Return the lines below that carry the word "case".

****************

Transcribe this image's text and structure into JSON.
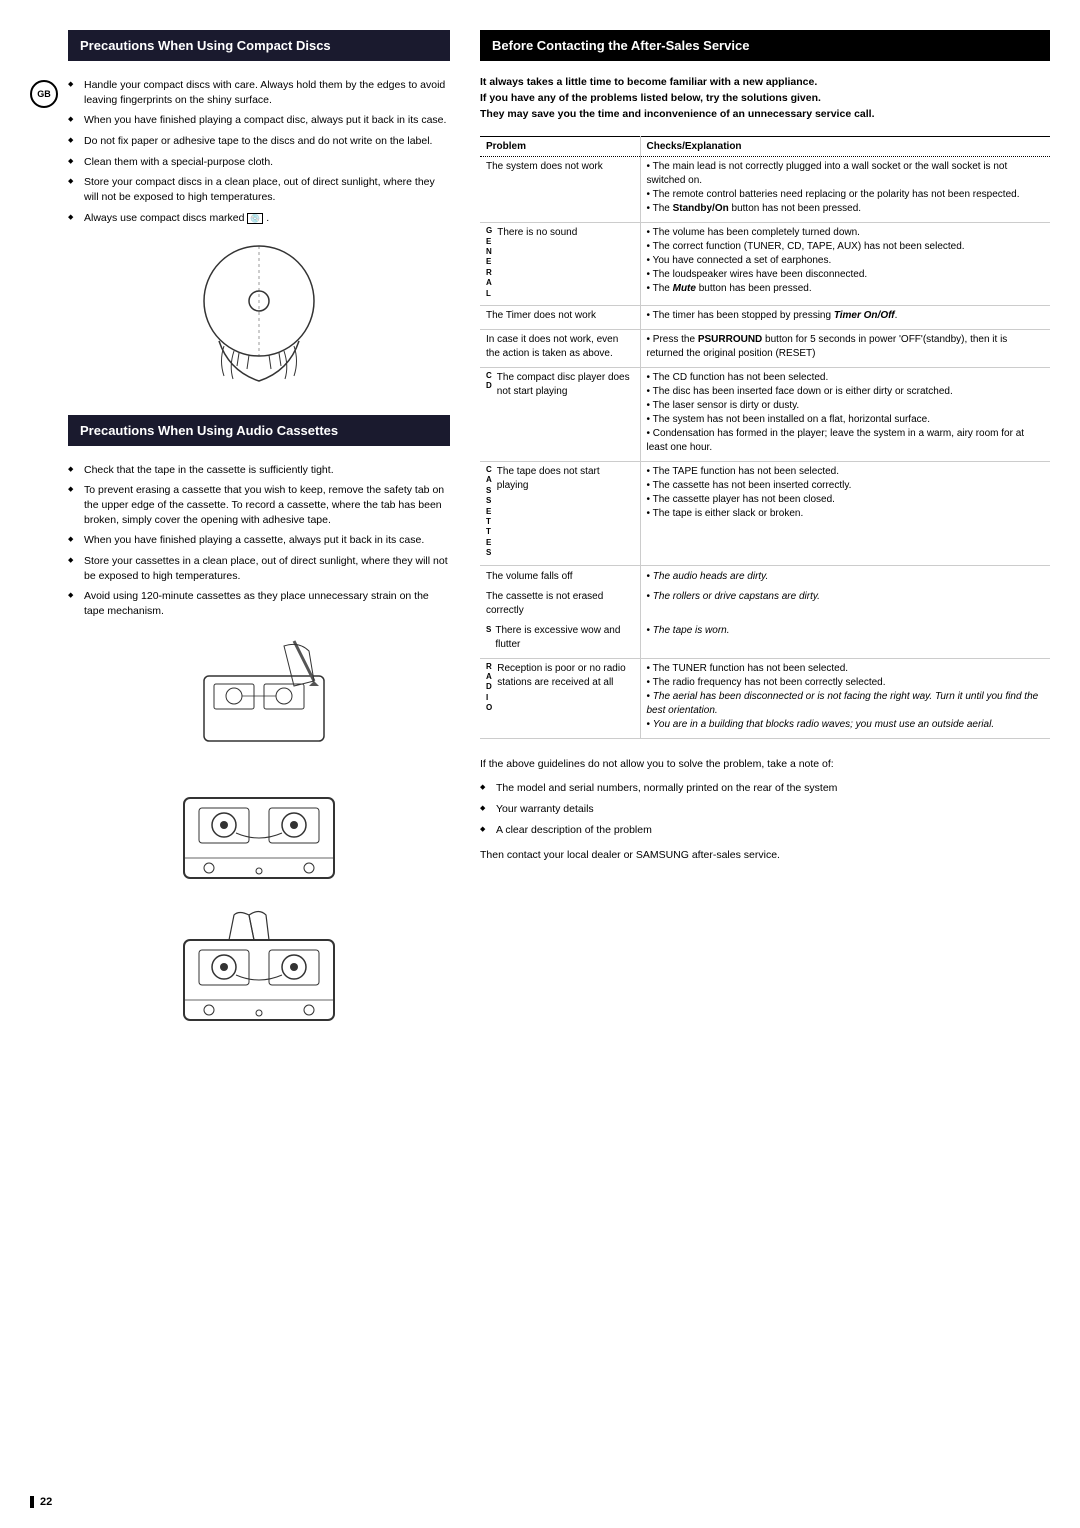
{
  "page": {
    "number": "22",
    "gb_badge": "GB"
  },
  "left": {
    "discs": {
      "header": "Precautions When Using Compact Discs",
      "bullets": [
        "Handle your compact discs with care. Always hold them by the edges to avoid leaving fingerprints on the shiny surface.",
        "When you have finished playing a compact disc, always put it back in its case.",
        "Do not fix paper or adhesive tape to the discs and do not write on the label.",
        "Clean them with a special-purpose cloth.",
        "Store your compact discs in a clean place, out of direct sunlight, where they will not be exposed to high temperatures.",
        "Always use compact discs marked [logo]."
      ]
    },
    "cassettes": {
      "header": "Precautions When Using Audio Cassettes",
      "bullets": [
        "Check that the tape in the cassette is sufficiently tight.",
        "To prevent erasing a cassette that you wish to keep, remove the safety tab on the upper edge of the cassette. To record a cassette, where the tab has been broken, simply cover the opening with adhesive tape.",
        "When you have finished playing a cassette, always put it back in its case.",
        "Store your cassettes in a clean place, out of direct sunlight, where they will not be exposed to high temperatures.",
        "Avoid using 120-minute cassettes as they place unnecessary strain on the tape mechanism."
      ]
    }
  },
  "right": {
    "header": "Before Contacting the After-Sales Service",
    "intro": {
      "line1": "It always takes a little time to become familiar with a new appliance.",
      "line2": "If you have any of the problems listed below, try the solutions given.",
      "line3": "They may save you the time and inconvenience of an unnecessary service call."
    },
    "table": {
      "col1": "Problem",
      "col2": "Checks/Explanation",
      "rows": [
        {
          "group": "",
          "problem": "The system does not work",
          "checks": [
            "The main lead is not correctly plugged into a wall socket or the wall socket is not switched on.",
            "The remote control batteries need replacing or the polarity has not been respected.",
            "The Standby/On button has not been pressed."
          ],
          "checks_bold": [
            3
          ]
        },
        {
          "group": "GENERAL",
          "group_label": "G\nE\nN\nE\nR\nA\nL",
          "problem": "There is no sound",
          "checks": [
            "The volume has been completely turned down.",
            "The correct function (TUNER, CD, TAPE, AUX) has not been selected.",
            "You have connected a set of earphones.",
            "The loudspeaker wires have been disconnected.",
            "The Mute button has been pressed."
          ],
          "checks_bold": [
            5
          ]
        },
        {
          "group": "",
          "problem": "The Timer does not work",
          "checks": [
            "The timer has been stopped by pressing Timer On/Off."
          ],
          "checks_bold_italic": [
            1
          ]
        },
        {
          "group": "",
          "problem": "In case it does not work, even the action is taken as above.",
          "checks": [
            "Press the PSURROUND button for 5 seconds in power 'OFF'(standby), then it is returned the original position (RESET)"
          ],
          "checks_bold": [
            1
          ]
        },
        {
          "group": "CD",
          "group_label": "C\nD",
          "problem": "The compact disc player does not start playing",
          "checks": [
            "The CD function has not been selected.",
            "The disc has been inserted face down or is either dirty or scratched.",
            "The laser sensor is dirty or dusty.",
            "The system has not been installed on a flat, horizontal surface.",
            "Condensation has formed in the player; leave the system in a warm, airy room for at least one hour."
          ]
        },
        {
          "group": "CASSETTE",
          "group_label": "C\nA\nS\nS\nE\nT\nT\nE\nS",
          "problem": "The tape does not start playing",
          "checks": [
            "The TAPE function has not been selected.",
            "The cassette has not been inserted correctly.",
            "The cassette player has not been closed.",
            "The tape is either slack or broken."
          ]
        },
        {
          "group": "",
          "problem": "The volume falls off",
          "checks": [
            "The audio heads are dirty."
          ]
        },
        {
          "group": "",
          "problem": "The cassette is not erased correctly",
          "checks": [
            "The rollers or drive capstans are dirty."
          ]
        },
        {
          "group": "",
          "problem": "There is excessive wow and flutter",
          "checks": [
            "The tape is worn."
          ]
        },
        {
          "group": "RADIO",
          "group_label": "R\nA\nD\nI\nO",
          "problem": "Reception is poor or no radio stations are received at all",
          "checks": [
            "The TUNER function has not been selected.",
            "The radio frequency has not been correctly selected.",
            "The aerial has been disconnected or is not facing the right way. Turn it until you find the best orientation.",
            "You are in a building that blocks radio waves; you must use an outside aerial."
          ]
        }
      ]
    },
    "after_text": {
      "intro": "If the above guidelines do not allow you to solve the problem, take a note of:",
      "bullets": [
        "The model and serial numbers, normally printed on the rear of the system",
        "Your warranty details",
        "A clear description of the problem"
      ],
      "outro": "Then contact your local dealer or SAMSUNG after-sales service."
    }
  }
}
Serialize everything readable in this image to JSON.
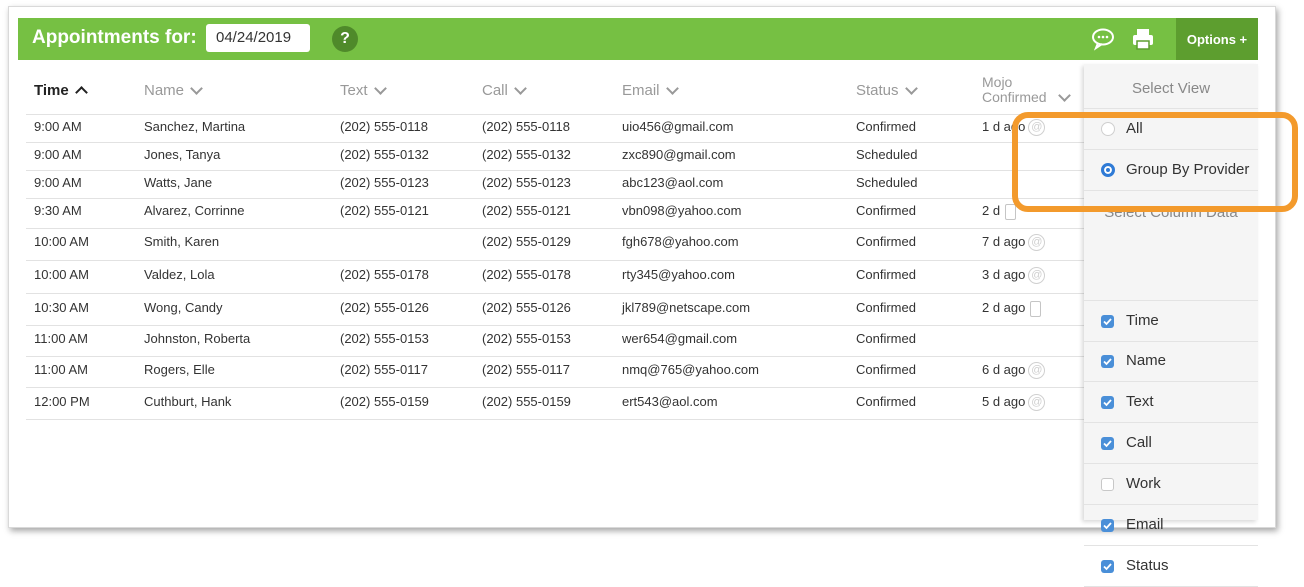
{
  "toolbar": {
    "title": "Appointments for:",
    "date_value": "04/24/2019",
    "help_label": "?",
    "options_label": "Options +"
  },
  "columns": [
    {
      "label": "Time",
      "sort": "up"
    },
    {
      "label": "Name",
      "sort": "down"
    },
    {
      "label": "Text",
      "sort": "down"
    },
    {
      "label": "Call",
      "sort": "down"
    },
    {
      "label": "Email",
      "sort": "down"
    },
    {
      "label": "Status",
      "sort": "down"
    },
    {
      "label": "Mojo Confirmed",
      "sort": "down"
    }
  ],
  "rows": [
    {
      "time": "9:00 AM",
      "name": "Sanchez, Martina",
      "text": "(202) 555-0118",
      "call": "(202) 555-0118",
      "email": "uio456@gmail.com",
      "status": "Confirmed",
      "mojo": "1 d ago",
      "mojo_icon": "at-icon"
    },
    {
      "time": "9:00 AM",
      "name": "Jones, Tanya",
      "text": "(202) 555-0132",
      "call": "(202) 555-0132",
      "email": "zxc890@gmail.com",
      "status": "Scheduled",
      "mojo": "",
      "mojo_icon": ""
    },
    {
      "time": "9:00 AM",
      "name": "Watts, Jane",
      "text": "(202) 555-0123",
      "call": "(202) 555-0123",
      "email": "abc123@aol.com",
      "status": "Scheduled",
      "mojo": "",
      "mojo_icon": ""
    },
    {
      "time": "9:30 AM",
      "name": "Alvarez, Corrinne",
      "text": "(202) 555-0121",
      "call": "(202) 555-0121",
      "email": "vbn098@yahoo.com",
      "status": "Confirmed",
      "mojo": "2 d",
      "mojo_icon": "phone-icon"
    },
    {
      "time": "10:00 AM",
      "name": "Smith, Karen",
      "text": "",
      "call": "(202) 555-0129",
      "email": "fgh678@yahoo.com",
      "status": "Confirmed",
      "mojo": "7 d ago",
      "mojo_icon": "at-icon"
    },
    {
      "time": "10:00 AM",
      "name": "Valdez, Lola",
      "text": "(202) 555-0178",
      "call": "(202) 555-0178",
      "email": "rty345@yahoo.com",
      "status": "Confirmed",
      "mojo": "3 d ago",
      "mojo_icon": "at-icon"
    },
    {
      "time": "10:30 AM",
      "name": "Wong, Candy",
      "text": "(202) 555-0126",
      "call": "(202) 555-0126",
      "email": "jkl789@netscape.com",
      "status": "Confirmed",
      "mojo": "2 d ago",
      "mojo_icon": "phone-icon"
    },
    {
      "time": "11:00 AM",
      "name": "Johnston, Roberta",
      "text": "(202) 555-0153",
      "call": "(202) 555-0153",
      "email": "wer654@gmail.com",
      "status": "Confirmed",
      "mojo": "",
      "mojo_icon": ""
    },
    {
      "time": "11:00 AM",
      "name": "Rogers, Elle",
      "text": "(202) 555-0117",
      "call": "(202) 555-0117",
      "email": "nmq@765@yahoo.com",
      "status": "Confirmed",
      "mojo": "6 d ago",
      "mojo_icon": "at-icon"
    },
    {
      "time": "12:00 PM",
      "name": "Cuthburt, Hank",
      "text": "(202) 555-0159",
      "call": "(202) 555-0159",
      "email": "ert543@aol.com",
      "status": "Confirmed",
      "mojo": "5 d ago",
      "mojo_icon": "at-icon"
    }
  ],
  "options_panel": {
    "select_view_label": "Select View",
    "views": [
      {
        "label": "All",
        "selected": false
      },
      {
        "label": "Group By Provider",
        "selected": true
      }
    ],
    "select_columns_label": "Select Column Data",
    "columns": [
      {
        "label": "Time",
        "checked": true
      },
      {
        "label": "Name",
        "checked": true
      },
      {
        "label": "Text",
        "checked": true
      },
      {
        "label": "Call",
        "checked": true
      },
      {
        "label": "Work",
        "checked": false
      },
      {
        "label": "Email",
        "checked": true
      },
      {
        "label": "Status",
        "checked": true
      }
    ]
  },
  "colors": {
    "toolbar_green": "#76c043",
    "options_green": "#5d9e2f",
    "highlight_orange": "#f39a2c",
    "check_blue": "#4a8fd8"
  }
}
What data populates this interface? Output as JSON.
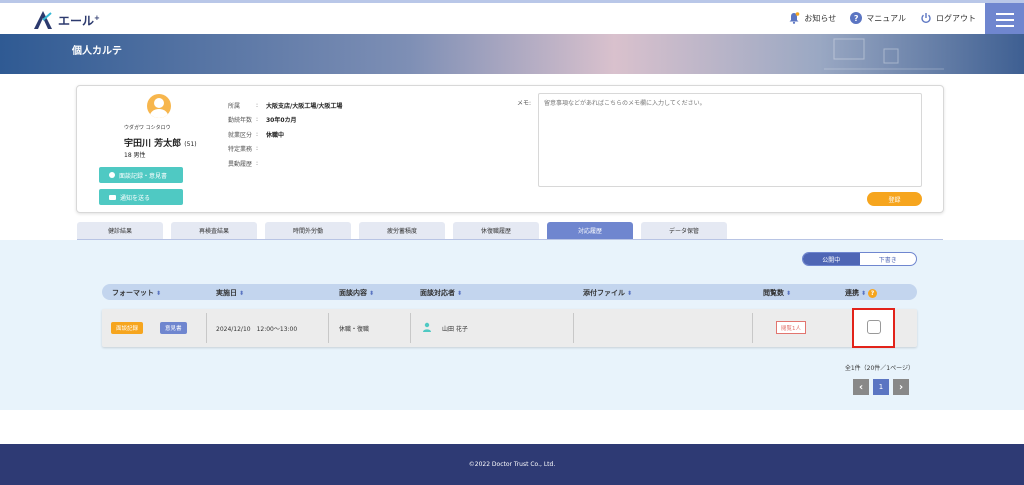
{
  "app": {
    "logo_text": "エール",
    "logo_sup": "+"
  },
  "nav": {
    "news": "お知らせ",
    "manual": "マニュアル",
    "logout": "ログアウト",
    "help_glyph": "?"
  },
  "page": {
    "title": "個人カルテ"
  },
  "profile": {
    "kana": "ウダガワ コシタロウ",
    "name": "宇田川 芳太郎",
    "age_paren": "(51)",
    "age_gender": "18 男性",
    "record_button": "面談記録・意見書",
    "notify_button": "通知を送る",
    "fields": [
      {
        "label": "所属",
        "colon": ":",
        "value": "大阪支店/大阪工場/大阪工場"
      },
      {
        "label": "勤続年数",
        "colon": ":",
        "value": "30年0カ月"
      },
      {
        "label": "就業区分",
        "colon": ":",
        "value": "休職中"
      },
      {
        "label": "特定業務",
        "colon": ":",
        "value": ""
      },
      {
        "label": "異動履歴",
        "colon": ":",
        "value": ""
      }
    ],
    "memo_label": "メモ:",
    "memo_placeholder": "留意事項などがあればこちらのメモ欄に入力してください。",
    "register_button": "登録"
  },
  "tabs": [
    {
      "label": "健診結果"
    },
    {
      "label": "再検査結果"
    },
    {
      "label": "時間外労働"
    },
    {
      "label": "疲労蓄積度"
    },
    {
      "label": "休復職履歴"
    },
    {
      "label": "対応履歴"
    },
    {
      "label": "データ保管"
    }
  ],
  "toggle": {
    "published": "公開中",
    "draft": "下書き"
  },
  "table": {
    "headers": {
      "format": "フォーマット",
      "date": "実施日",
      "content": "面談内容",
      "responder": "面談対応者",
      "attachment": "添付ファイル",
      "views": "閲覧数",
      "link": "連携"
    },
    "sort_glyph": "⬍",
    "help_glyph": "?",
    "rows": [
      {
        "tag1": "面談記録",
        "tag2": "意見書",
        "date": "2024/12/10　12:00〜13:00",
        "content": "休職・復職",
        "responder": "山田 花子",
        "views": "閲覧1人"
      }
    ]
  },
  "pagination": {
    "summary": "全1件（20件／1ページ）",
    "prev": "‹",
    "page": "1",
    "next": "›"
  },
  "footer": {
    "copyright": "©2022 Doctor Trust Co., Ltd."
  },
  "colors": {
    "accent": "#6f86cf",
    "teal": "#4fc9c3",
    "orange": "#f6a51e",
    "footer": "#2e3a74",
    "highlight": "#e2231a"
  }
}
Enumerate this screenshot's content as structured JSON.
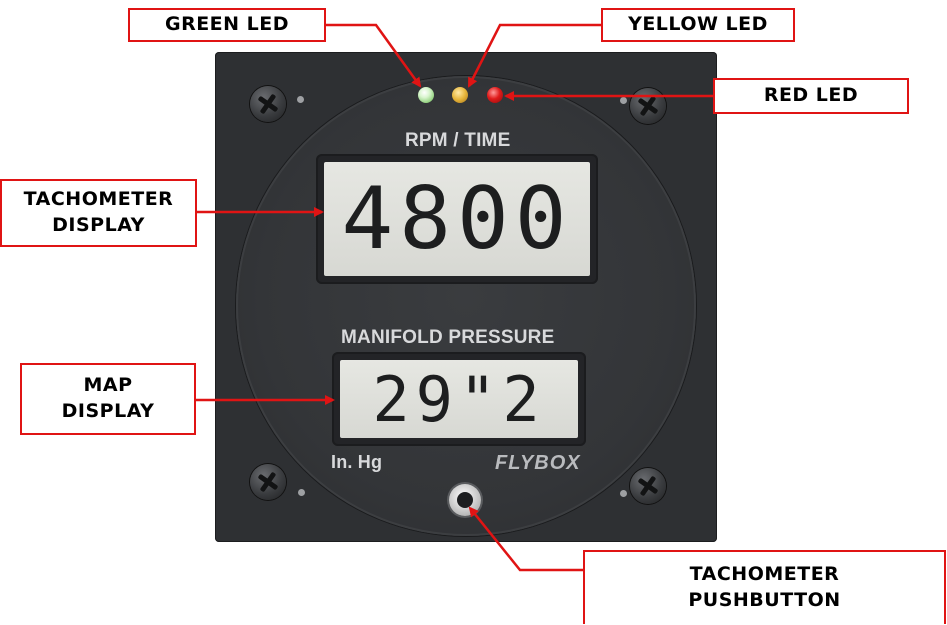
{
  "device": {
    "top_display_caption": "RPM / TIME",
    "top_display_value": "4800",
    "bottom_display_caption": "MANIFOLD PRESSURE",
    "bottom_display_value": "29\"2",
    "units_label": "In. Hg",
    "brand": "FLYBOX"
  },
  "callouts": {
    "green_led": "GREEN LED",
    "yellow_led": "YELLOW LED",
    "red_led": "RED LED",
    "tachometer_display": "TACHOMETER\nDISPLAY",
    "map_display": "MAP\nDISPLAY",
    "tachometer_pushbutton": "TACHOMETER\nPUSHBUTTON"
  },
  "colors": {
    "callout_red": "#e01414",
    "panel": "#2e3033",
    "led_green": "#8fcf7b",
    "led_yellow": "#e6b53a",
    "led_red": "#e01b1b"
  }
}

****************

### Solution
        "When you have finished playing a compact disc, always put it back in its case.",
        "When you have finished playing a cassette, always put it back in its case.",
          "problem": "In case it does not work, even the action is taken as above.",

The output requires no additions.